# [PROBLEM REQUIREMENTS]
Having found the line containing "Parse this screenshot: output" in the records below, copy that line and each later one exactly, dropping pictures.

# [TASK INPUT]

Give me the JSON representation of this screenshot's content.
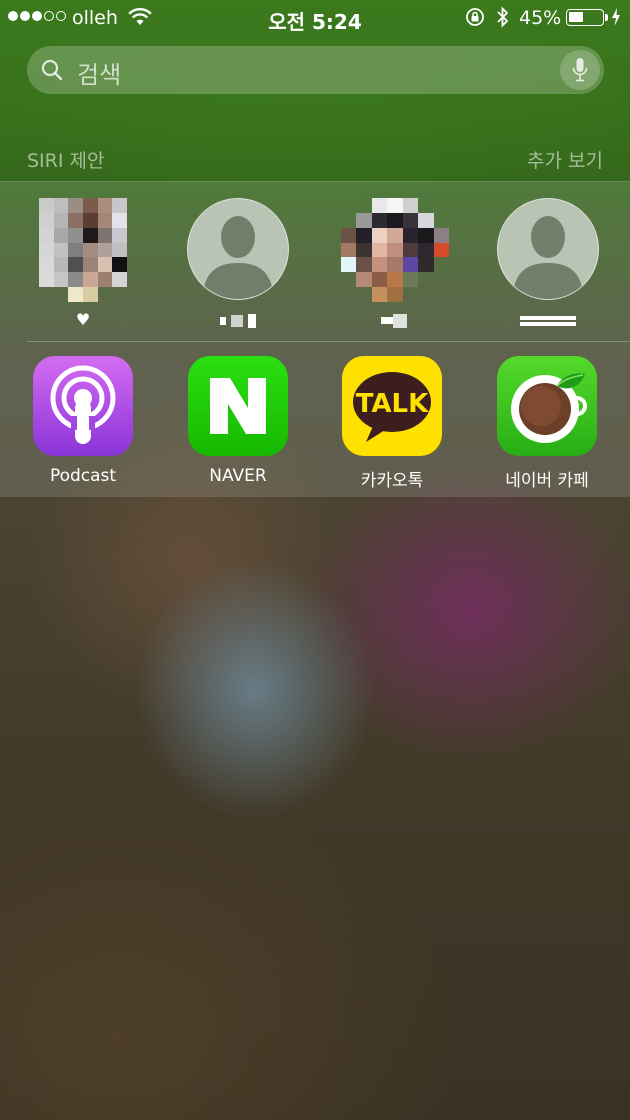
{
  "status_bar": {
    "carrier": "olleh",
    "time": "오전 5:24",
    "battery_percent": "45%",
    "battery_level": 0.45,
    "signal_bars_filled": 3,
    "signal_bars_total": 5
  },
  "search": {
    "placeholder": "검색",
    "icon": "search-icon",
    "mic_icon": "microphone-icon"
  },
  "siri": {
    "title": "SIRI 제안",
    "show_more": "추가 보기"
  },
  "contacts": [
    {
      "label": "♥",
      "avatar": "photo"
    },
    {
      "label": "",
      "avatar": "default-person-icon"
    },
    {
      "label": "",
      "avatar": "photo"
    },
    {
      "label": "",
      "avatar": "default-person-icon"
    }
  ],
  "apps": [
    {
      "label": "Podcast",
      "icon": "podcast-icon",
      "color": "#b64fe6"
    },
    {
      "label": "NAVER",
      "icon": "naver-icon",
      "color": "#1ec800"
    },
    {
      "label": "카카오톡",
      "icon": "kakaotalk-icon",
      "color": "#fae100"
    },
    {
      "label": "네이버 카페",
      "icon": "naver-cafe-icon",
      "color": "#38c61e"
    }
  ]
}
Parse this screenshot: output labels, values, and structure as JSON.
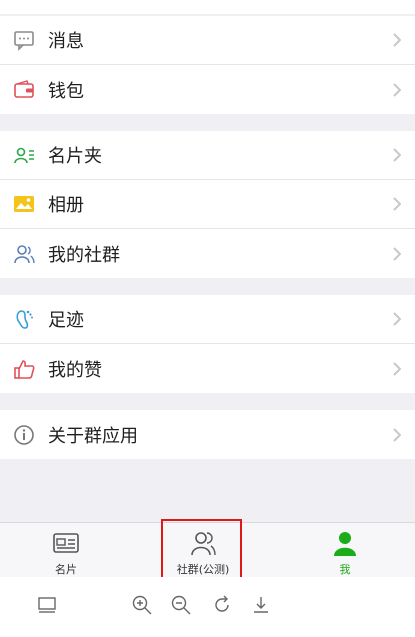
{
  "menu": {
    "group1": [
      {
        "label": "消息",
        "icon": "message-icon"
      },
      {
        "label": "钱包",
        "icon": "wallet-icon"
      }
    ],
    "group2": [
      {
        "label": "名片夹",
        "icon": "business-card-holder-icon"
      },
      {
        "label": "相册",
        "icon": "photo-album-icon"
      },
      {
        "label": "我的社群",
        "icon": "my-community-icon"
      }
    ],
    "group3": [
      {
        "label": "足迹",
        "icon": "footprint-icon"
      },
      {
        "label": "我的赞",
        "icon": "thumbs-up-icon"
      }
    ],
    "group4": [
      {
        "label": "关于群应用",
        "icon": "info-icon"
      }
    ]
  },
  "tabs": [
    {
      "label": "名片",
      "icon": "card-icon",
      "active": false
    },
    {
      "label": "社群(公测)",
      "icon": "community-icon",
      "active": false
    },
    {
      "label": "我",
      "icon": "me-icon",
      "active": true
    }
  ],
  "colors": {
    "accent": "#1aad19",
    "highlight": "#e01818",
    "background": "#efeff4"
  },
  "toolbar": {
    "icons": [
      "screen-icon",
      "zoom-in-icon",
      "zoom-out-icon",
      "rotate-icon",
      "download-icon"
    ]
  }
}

# [RESPONSE BOX]
Parse this screenshot: output labels, values, and structure as JSON.
{
  "menu": {
    "group1": [
      {
        "label": "消息",
        "icon": "message-icon"
      },
      {
        "label": "钱包",
        "icon": "wallet-icon"
      }
    ],
    "group2": [
      {
        "label": "名片夹",
        "icon": "business-card-holder-icon"
      },
      {
        "label": "相册",
        "icon": "photo-album-icon"
      },
      {
        "label": "我的社群",
        "icon": "my-community-icon"
      }
    ],
    "group3": [
      {
        "label": "足迹",
        "icon": "footprint-icon"
      },
      {
        "label": "我的赞",
        "icon": "thumbs-up-icon"
      }
    ],
    "group4": [
      {
        "label": "关于群应用",
        "icon": "info-icon"
      }
    ]
  },
  "tabs": [
    {
      "label": "名片",
      "icon": "card-icon",
      "active": false
    },
    {
      "label": "社群(公测)",
      "icon": "community-icon",
      "active": false
    },
    {
      "label": "我",
      "icon": "me-icon",
      "active": true
    }
  ],
  "colors": {
    "accent": "#1aad19",
    "highlight": "#e01818",
    "background": "#efeff4"
  },
  "toolbar": {
    "icons": [
      "screen-icon",
      "zoom-in-icon",
      "zoom-out-icon",
      "rotate-icon",
      "download-icon"
    ]
  }
}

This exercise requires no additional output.